Page and application data records

★ ★ ★

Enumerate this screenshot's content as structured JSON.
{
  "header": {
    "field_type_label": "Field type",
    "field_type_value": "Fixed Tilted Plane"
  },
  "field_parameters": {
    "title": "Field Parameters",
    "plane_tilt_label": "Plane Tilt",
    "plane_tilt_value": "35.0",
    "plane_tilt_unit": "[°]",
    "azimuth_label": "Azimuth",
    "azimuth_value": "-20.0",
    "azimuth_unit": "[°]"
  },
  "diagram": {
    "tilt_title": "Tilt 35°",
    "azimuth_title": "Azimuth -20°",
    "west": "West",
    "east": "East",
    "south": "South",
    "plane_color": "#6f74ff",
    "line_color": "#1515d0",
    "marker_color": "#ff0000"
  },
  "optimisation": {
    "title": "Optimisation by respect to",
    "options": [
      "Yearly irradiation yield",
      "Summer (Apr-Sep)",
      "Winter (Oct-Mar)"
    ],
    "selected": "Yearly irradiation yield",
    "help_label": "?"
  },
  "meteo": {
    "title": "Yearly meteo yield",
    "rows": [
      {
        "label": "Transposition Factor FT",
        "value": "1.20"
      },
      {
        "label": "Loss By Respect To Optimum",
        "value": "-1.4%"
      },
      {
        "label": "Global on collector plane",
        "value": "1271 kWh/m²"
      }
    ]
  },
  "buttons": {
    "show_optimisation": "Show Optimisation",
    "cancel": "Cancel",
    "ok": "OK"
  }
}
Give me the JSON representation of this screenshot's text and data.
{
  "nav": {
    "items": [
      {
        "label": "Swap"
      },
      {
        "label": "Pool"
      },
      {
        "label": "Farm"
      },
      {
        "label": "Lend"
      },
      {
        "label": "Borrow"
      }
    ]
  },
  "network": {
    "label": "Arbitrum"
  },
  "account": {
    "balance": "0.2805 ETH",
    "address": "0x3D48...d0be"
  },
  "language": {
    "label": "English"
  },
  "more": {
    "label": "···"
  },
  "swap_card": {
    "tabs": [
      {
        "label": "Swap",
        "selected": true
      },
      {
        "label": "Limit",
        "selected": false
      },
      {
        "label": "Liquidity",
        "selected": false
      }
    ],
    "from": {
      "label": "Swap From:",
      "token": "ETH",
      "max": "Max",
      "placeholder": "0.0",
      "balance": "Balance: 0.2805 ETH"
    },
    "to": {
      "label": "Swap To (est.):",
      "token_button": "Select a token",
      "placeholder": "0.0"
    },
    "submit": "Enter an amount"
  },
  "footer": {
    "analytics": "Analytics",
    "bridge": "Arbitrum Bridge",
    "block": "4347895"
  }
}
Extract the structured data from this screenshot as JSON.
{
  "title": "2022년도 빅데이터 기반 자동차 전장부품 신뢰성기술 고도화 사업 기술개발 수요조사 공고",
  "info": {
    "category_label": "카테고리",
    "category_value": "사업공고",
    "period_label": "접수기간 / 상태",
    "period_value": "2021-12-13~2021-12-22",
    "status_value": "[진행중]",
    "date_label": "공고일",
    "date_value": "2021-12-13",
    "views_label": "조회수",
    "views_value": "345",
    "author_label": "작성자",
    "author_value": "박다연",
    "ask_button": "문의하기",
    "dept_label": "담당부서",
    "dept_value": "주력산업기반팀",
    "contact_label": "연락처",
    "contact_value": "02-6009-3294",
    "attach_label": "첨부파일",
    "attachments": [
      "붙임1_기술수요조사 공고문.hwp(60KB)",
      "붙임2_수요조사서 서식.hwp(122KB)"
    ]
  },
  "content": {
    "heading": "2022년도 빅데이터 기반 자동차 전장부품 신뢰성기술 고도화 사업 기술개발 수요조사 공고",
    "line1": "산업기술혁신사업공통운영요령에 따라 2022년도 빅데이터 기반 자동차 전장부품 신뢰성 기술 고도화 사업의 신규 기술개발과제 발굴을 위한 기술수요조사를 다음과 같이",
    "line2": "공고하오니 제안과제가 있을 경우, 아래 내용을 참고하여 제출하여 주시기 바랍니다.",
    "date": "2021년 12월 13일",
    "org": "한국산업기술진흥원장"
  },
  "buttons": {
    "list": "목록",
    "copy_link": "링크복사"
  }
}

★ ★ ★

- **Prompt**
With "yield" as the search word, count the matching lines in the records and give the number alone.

- **Answer area**
3